Canada’s millennials are transforming the housing landscape in their search for new kinds of homes.
And they pack a big punch financially. According to a report by CBC News, more than 50% of 25 to 35-year-old Canadians own a home, compared to 36% of U.S. millennials. The research, from TD Economics, says that Canadian millennials have less student debt, better jobs and higher incomes than their U.S. peers. What do millennials want it comes to housing? The answer is: Pretty much everything. And a U.S. innovation called an “Urby” may suit the bill.
The Urby is a mixed-use residential development that brings a little bit of city, a little bit of community and a little bit of entertainment to a little apartment.
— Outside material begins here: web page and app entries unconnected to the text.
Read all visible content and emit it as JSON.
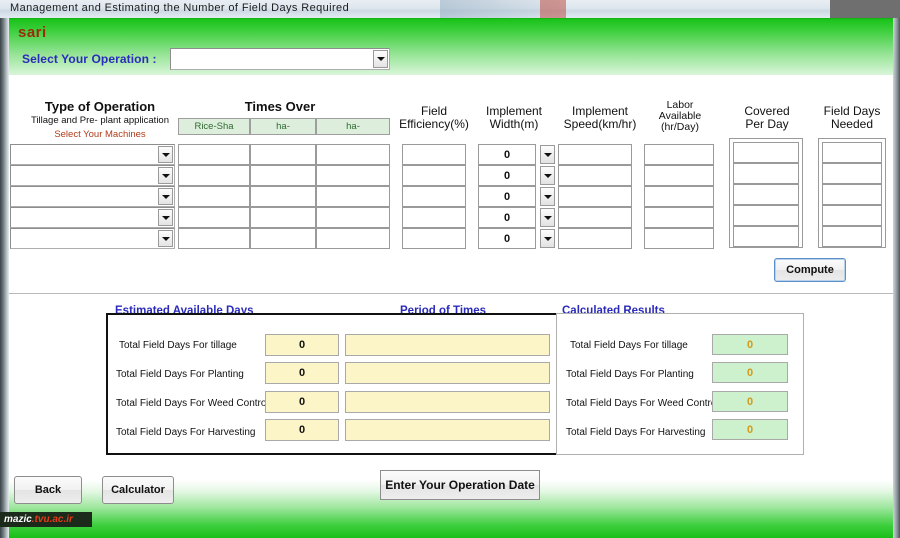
{
  "window": {
    "title": "Management and Estimating the Number of Field Days Required",
    "logo": "sari"
  },
  "operation": {
    "label": "Select Your Operation :",
    "value": "",
    "placeholder": ""
  },
  "table": {
    "group_headers": {
      "type_of_operation": "Type of Operation",
      "type_sub": "Tillage and Pre- plant application",
      "type_select": "Select Your Machines",
      "times_over": "Times Over"
    },
    "times_over_units": [
      "Rice-Sha",
      "ha-",
      "ha-"
    ],
    "columns": [
      {
        "line1": "Field",
        "line2": "Efficiency(%)"
      },
      {
        "line1": "Implement",
        "line2": "Width(m)"
      },
      {
        "line1": "Implement",
        "line2": "Speed(km/hr)"
      },
      {
        "line1": "Labor",
        "line2": "Available",
        "line3": "(hr/Day)"
      },
      {
        "line1": "Covered",
        "line2": "Per Day"
      },
      {
        "line1": "Field Days",
        "line2": "Needed"
      }
    ],
    "rows": [
      {
        "machine": "",
        "times1": "",
        "times2": "",
        "times3": "",
        "efficiency": "",
        "width": "0",
        "speed": "",
        "labor": "",
        "covered": "",
        "needed": ""
      },
      {
        "machine": "",
        "times1": "",
        "times2": "",
        "times3": "",
        "efficiency": "",
        "width": "0",
        "speed": "",
        "labor": "",
        "covered": "",
        "needed": ""
      },
      {
        "machine": "",
        "times1": "",
        "times2": "",
        "times3": "",
        "efficiency": "",
        "width": "0",
        "speed": "",
        "labor": "",
        "covered": "",
        "needed": ""
      },
      {
        "machine": "",
        "times1": "",
        "times2": "",
        "times3": "",
        "efficiency": "",
        "width": "0",
        "speed": "",
        "labor": "",
        "covered": "",
        "needed": ""
      },
      {
        "machine": "",
        "times1": "",
        "times2": "",
        "times3": "",
        "efficiency": "",
        "width": "0",
        "speed": "",
        "labor": "",
        "covered": "",
        "needed": ""
      }
    ],
    "compute_label": "Compute"
  },
  "estimated": {
    "group_label": "Estimated Available Days",
    "period_label": "Period  of  Times",
    "rows": [
      {
        "label": "Total Field Days For tillage",
        "value": "0",
        "period": ""
      },
      {
        "label": "Total Field Days For Planting",
        "value": "0",
        "period": ""
      },
      {
        "label": "Total Field Days For Weed Control",
        "value": "0",
        "period": ""
      },
      {
        "label": "Total Field Days For Harvesting",
        "value": "0",
        "period": ""
      }
    ]
  },
  "calculated": {
    "group_label": "Calculated Results",
    "rows": [
      {
        "label": "Total Field Days For tillage",
        "value": "0"
      },
      {
        "label": "Total Field Days For Planting",
        "value": "0"
      },
      {
        "label": "Total Field Days For Weed Control",
        "value": "0"
      },
      {
        "label": "Total Field Days For Harvesting",
        "value": "0"
      }
    ]
  },
  "footer": {
    "back": "Back",
    "calculator": "Calculator",
    "enter_date": "Enter Your Operation Date"
  },
  "watermark": {
    "part1": "mazic",
    "part2": ".tvu.ac.ir"
  },
  "colors": {
    "header_green": "#19c219",
    "logo_red": "#9d2b0b",
    "label_blue": "#2b2bbb",
    "yellow_field": "#fbf5c8",
    "green_field": "#cdf0cd",
    "result_text": "#d39a1a"
  }
}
Emphasizing “New Urbanist” principles such as walkable neighbourhoods and access to public transportation, Urby developments are designed for urban professionals.
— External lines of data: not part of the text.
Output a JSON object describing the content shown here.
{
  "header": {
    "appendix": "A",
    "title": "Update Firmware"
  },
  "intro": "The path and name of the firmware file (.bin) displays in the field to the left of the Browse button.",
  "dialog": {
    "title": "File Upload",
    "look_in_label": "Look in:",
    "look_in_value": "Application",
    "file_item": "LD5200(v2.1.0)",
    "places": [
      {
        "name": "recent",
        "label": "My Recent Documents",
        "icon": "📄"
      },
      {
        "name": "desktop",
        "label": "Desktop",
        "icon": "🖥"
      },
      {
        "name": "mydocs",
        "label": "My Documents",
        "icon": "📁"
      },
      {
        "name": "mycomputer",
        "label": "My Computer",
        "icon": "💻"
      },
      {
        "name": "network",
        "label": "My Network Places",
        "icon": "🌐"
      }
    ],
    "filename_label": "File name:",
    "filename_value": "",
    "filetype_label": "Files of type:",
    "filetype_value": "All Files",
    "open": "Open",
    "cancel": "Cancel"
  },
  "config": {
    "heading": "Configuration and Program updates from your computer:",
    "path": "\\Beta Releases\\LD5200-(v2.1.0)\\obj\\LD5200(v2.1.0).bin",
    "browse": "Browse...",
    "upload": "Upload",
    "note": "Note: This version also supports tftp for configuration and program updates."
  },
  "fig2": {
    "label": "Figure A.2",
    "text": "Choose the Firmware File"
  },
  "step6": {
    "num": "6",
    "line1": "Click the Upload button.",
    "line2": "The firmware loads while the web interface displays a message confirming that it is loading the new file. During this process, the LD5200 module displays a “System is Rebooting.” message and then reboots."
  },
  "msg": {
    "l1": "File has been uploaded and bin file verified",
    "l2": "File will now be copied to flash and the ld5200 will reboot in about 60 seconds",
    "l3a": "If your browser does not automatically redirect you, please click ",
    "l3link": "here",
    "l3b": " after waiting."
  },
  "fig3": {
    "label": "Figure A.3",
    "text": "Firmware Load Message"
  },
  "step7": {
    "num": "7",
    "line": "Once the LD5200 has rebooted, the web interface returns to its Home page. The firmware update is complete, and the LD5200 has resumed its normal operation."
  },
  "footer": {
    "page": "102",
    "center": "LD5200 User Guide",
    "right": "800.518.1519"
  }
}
Key to Urby projects such as the Urban Ready Life (URL) complex in Staten Island, N.Y. is providing opportunities for social interaction. URL common areas offer chances for interpersonal connections between residents by including lobby coffee shops, communal kitchens and a cultural director. Sounds ideal for this work-hard, play-hard generation, and Canadian developers are watching the progress of projects such as Urbys, the tiny house movement and co-op housing developments.
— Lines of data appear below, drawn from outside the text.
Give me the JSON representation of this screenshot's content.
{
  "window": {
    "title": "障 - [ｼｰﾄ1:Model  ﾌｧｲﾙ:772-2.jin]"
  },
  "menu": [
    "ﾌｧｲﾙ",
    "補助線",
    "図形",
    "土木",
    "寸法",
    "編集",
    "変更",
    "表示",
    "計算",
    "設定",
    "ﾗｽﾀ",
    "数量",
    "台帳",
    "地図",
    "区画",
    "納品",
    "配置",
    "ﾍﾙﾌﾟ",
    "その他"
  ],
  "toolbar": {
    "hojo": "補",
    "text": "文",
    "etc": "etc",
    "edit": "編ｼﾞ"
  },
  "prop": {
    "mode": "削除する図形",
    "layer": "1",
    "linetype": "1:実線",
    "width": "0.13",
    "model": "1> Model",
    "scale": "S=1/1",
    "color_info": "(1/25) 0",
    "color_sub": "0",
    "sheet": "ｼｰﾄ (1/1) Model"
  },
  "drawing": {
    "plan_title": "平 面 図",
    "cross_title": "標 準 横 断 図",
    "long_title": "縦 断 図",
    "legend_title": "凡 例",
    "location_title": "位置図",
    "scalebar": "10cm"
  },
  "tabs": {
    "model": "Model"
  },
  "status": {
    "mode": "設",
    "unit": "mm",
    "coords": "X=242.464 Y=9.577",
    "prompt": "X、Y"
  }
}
So far, however, they’re just watching: Notes Steve Jackson, program manager for the Cooperative Housing Association of Canada: “It’s unfortunate that there are no major programs to develop new co-op housing … We know that a lot of millennials do see co-op housing as a wonderful option.”